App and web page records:
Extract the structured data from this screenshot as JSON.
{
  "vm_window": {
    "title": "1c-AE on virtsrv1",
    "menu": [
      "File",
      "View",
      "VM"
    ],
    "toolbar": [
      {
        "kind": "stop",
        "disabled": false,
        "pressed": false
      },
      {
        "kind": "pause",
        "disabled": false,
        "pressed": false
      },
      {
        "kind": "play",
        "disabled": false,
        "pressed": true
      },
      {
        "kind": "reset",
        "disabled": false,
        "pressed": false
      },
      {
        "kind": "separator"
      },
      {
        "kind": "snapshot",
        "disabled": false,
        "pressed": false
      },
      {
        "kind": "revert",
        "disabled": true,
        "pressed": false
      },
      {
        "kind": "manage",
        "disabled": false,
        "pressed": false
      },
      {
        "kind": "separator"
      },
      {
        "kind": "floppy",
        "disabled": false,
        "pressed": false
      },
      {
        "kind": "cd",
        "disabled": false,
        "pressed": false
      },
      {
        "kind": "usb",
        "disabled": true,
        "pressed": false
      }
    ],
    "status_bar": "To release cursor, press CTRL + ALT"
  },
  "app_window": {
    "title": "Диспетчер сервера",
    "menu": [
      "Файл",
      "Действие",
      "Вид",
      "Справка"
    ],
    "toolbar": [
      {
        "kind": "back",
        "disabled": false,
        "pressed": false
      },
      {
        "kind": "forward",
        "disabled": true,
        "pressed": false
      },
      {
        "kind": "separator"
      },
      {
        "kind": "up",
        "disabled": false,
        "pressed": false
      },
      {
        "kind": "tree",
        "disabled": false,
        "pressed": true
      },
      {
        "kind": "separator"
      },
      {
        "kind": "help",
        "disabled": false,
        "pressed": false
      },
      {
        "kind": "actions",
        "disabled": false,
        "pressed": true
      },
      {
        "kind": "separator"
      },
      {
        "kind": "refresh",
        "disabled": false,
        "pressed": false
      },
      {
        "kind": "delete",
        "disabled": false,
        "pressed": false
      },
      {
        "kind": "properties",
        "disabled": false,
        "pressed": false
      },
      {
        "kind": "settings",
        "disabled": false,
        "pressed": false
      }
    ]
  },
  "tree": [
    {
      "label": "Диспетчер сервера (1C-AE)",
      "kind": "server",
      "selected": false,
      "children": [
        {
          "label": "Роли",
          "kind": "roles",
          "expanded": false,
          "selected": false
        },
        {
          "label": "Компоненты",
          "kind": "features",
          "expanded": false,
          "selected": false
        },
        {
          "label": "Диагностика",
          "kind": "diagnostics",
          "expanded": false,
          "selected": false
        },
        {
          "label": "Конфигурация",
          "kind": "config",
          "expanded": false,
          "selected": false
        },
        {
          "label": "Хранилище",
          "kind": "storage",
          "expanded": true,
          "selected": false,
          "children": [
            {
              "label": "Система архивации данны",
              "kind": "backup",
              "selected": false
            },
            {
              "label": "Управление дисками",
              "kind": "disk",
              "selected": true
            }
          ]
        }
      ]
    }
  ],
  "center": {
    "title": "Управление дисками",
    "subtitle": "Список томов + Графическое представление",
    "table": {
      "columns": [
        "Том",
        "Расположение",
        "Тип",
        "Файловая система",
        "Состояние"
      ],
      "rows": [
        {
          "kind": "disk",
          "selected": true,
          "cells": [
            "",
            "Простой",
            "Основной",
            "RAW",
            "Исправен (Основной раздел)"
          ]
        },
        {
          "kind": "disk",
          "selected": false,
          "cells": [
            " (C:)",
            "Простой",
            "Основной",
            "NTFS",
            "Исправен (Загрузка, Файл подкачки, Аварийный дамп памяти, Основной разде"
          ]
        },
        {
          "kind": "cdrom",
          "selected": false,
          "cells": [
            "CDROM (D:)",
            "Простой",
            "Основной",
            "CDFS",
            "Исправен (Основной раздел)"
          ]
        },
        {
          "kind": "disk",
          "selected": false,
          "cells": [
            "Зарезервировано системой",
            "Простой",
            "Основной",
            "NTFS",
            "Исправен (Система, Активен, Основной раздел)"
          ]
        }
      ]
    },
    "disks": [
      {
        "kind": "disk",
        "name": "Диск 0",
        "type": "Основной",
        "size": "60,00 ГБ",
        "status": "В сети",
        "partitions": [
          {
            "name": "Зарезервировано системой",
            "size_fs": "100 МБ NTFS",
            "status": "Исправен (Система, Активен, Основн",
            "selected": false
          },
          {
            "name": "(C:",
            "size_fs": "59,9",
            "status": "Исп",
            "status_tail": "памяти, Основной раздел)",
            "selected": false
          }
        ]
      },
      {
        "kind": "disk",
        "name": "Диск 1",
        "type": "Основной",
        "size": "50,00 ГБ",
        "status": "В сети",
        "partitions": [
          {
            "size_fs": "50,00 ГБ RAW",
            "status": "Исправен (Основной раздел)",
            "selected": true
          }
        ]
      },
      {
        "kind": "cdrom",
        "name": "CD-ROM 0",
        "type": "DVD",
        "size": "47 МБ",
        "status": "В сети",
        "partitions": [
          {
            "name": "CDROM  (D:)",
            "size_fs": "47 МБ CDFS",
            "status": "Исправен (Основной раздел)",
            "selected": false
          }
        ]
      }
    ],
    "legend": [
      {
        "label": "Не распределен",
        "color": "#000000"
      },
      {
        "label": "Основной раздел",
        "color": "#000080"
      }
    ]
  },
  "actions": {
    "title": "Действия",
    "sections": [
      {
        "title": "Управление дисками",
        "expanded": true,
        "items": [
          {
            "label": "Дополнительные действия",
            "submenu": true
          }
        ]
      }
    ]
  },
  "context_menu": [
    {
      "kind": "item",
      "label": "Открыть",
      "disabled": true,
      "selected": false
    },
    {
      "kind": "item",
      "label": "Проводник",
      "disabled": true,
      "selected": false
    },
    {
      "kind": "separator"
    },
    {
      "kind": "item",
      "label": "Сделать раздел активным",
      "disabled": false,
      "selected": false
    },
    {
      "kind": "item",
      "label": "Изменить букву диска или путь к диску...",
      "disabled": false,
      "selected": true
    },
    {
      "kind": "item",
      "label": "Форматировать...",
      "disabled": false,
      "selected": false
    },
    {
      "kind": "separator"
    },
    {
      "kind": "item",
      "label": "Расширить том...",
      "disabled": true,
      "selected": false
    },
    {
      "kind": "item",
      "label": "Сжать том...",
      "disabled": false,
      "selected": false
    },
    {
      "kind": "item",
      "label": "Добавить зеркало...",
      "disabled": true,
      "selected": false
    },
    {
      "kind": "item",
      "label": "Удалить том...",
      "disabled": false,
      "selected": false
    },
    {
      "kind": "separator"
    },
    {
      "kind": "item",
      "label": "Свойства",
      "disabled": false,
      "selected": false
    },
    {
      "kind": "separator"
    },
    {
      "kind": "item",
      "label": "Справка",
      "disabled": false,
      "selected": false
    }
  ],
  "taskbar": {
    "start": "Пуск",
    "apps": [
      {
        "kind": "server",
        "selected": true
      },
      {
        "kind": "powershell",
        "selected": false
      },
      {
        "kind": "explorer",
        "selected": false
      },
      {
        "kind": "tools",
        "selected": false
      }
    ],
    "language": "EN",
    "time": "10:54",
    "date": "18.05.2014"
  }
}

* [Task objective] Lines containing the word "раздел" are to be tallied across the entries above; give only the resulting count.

* [Answer to the exercise] 8